• [Exercise brief]
This exercise calls for copying every line below that holds the word "text".

Element data from apps and pages:
◇ ◇ ◇

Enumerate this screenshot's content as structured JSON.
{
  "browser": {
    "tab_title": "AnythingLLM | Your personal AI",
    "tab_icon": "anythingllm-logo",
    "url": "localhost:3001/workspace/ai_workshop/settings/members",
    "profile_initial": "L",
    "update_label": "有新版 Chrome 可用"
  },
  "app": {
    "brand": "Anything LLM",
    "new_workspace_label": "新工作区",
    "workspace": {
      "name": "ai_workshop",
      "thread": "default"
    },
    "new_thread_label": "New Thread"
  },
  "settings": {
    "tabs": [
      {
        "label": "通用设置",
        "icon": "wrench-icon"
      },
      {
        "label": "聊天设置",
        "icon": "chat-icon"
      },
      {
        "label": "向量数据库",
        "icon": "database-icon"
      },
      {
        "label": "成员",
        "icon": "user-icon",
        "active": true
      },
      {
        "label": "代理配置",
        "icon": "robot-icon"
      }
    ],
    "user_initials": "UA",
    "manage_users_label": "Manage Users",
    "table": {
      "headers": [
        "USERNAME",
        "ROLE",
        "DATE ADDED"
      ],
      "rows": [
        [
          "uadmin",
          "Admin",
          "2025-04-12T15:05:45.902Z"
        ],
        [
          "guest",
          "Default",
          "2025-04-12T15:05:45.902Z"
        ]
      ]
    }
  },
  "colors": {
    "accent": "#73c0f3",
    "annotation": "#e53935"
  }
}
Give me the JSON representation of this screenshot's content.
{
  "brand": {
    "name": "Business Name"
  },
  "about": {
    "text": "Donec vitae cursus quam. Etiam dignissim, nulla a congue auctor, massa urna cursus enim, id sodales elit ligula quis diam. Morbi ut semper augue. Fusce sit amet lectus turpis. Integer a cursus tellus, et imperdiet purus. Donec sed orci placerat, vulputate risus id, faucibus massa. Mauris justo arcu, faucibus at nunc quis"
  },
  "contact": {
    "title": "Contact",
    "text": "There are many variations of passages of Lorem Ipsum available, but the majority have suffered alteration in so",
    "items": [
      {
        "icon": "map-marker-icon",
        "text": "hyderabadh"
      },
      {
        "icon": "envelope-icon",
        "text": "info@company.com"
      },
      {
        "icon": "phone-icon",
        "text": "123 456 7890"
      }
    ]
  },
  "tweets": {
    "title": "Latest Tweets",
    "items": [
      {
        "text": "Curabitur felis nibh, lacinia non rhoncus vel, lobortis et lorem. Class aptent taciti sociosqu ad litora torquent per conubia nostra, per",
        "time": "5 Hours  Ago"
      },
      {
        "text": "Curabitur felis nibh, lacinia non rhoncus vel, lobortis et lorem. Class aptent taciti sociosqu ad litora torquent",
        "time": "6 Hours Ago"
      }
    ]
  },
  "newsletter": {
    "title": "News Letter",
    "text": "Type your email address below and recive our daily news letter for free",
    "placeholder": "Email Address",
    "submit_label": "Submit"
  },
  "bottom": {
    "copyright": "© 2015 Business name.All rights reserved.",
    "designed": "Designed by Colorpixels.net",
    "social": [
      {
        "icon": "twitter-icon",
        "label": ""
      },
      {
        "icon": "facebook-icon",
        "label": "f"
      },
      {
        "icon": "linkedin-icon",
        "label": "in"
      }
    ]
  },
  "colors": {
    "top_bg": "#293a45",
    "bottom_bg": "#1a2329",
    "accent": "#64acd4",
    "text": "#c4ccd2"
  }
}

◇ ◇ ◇

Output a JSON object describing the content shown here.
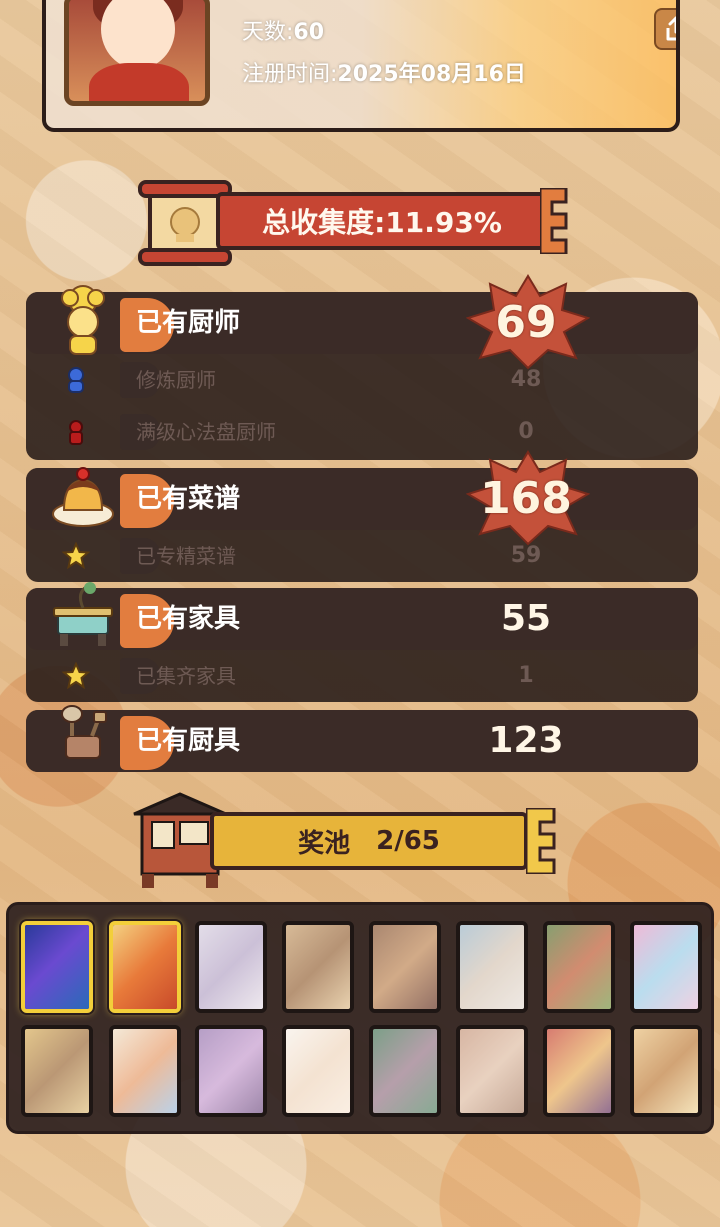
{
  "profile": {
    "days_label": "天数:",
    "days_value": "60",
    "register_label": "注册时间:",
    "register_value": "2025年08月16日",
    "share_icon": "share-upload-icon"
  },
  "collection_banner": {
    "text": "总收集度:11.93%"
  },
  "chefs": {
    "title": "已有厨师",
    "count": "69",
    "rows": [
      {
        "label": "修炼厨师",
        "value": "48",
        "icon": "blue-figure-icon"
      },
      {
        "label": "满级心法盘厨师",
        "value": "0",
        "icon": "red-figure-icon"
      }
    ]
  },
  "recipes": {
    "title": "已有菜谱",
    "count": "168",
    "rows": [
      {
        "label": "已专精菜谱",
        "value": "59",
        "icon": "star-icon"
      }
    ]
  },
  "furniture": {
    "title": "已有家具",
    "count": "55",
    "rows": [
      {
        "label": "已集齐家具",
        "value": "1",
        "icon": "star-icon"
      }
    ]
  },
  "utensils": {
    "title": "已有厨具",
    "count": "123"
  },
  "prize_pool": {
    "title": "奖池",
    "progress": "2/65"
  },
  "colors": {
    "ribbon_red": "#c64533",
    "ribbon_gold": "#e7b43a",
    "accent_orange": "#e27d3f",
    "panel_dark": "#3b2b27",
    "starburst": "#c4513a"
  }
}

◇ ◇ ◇

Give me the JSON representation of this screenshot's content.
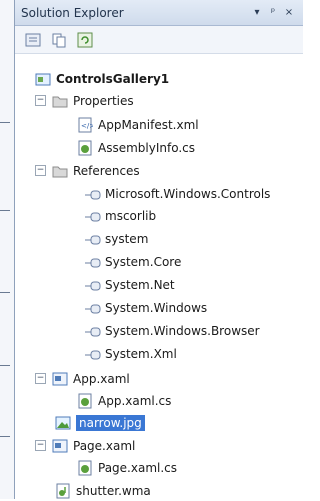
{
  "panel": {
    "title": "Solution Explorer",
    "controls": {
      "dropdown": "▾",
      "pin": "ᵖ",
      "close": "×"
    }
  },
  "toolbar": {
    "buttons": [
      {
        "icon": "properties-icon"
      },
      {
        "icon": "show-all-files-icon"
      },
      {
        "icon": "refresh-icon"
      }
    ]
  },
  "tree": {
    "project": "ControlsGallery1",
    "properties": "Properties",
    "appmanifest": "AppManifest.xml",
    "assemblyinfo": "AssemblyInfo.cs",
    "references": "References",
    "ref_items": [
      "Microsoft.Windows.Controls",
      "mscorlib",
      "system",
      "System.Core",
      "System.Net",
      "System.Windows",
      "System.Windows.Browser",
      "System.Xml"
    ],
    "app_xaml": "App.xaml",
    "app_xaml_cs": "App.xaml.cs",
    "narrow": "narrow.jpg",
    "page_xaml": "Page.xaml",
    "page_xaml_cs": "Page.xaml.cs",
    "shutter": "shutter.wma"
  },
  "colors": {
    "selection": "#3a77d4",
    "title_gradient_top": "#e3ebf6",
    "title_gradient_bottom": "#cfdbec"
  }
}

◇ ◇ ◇

• [Solution]
    "text": "Donec vitae cursus quam. Etiam dignissim, nulla a congue auctor, massa urna cursus enim, id sodales elit ligula quis diam. Morbi ut semper augue. Fusce sit amet lectus turpis. Integer a cursus tellus, et imperdiet purus. Donec sed orci placerat, vulputate risus id, faucibus massa. Mauris justo arcu, faucibus at nunc quis"
    "text": "There are many variations of passages of Lorem Ipsum available, but the majority have suffered alteration in so",
        "text": "hyderabadh"
        "text": "info@company.com"
        "text": "123 456 7890"
        "text": "Curabitur felis nibh, lacinia non rhoncus vel, lobortis et lorem. Class aptent taciti sociosqu ad litora torquent per conubia nostra, per",
        "text": "Curabitur felis nibh, lacinia non rhoncus vel, lobortis et lorem. Class aptent taciti sociosqu ad litora torquent",
    "text": "Type your email address below and recive our daily news letter for free",
    "text": "#c4ccd2"
    "text": "总收集度:11.93%"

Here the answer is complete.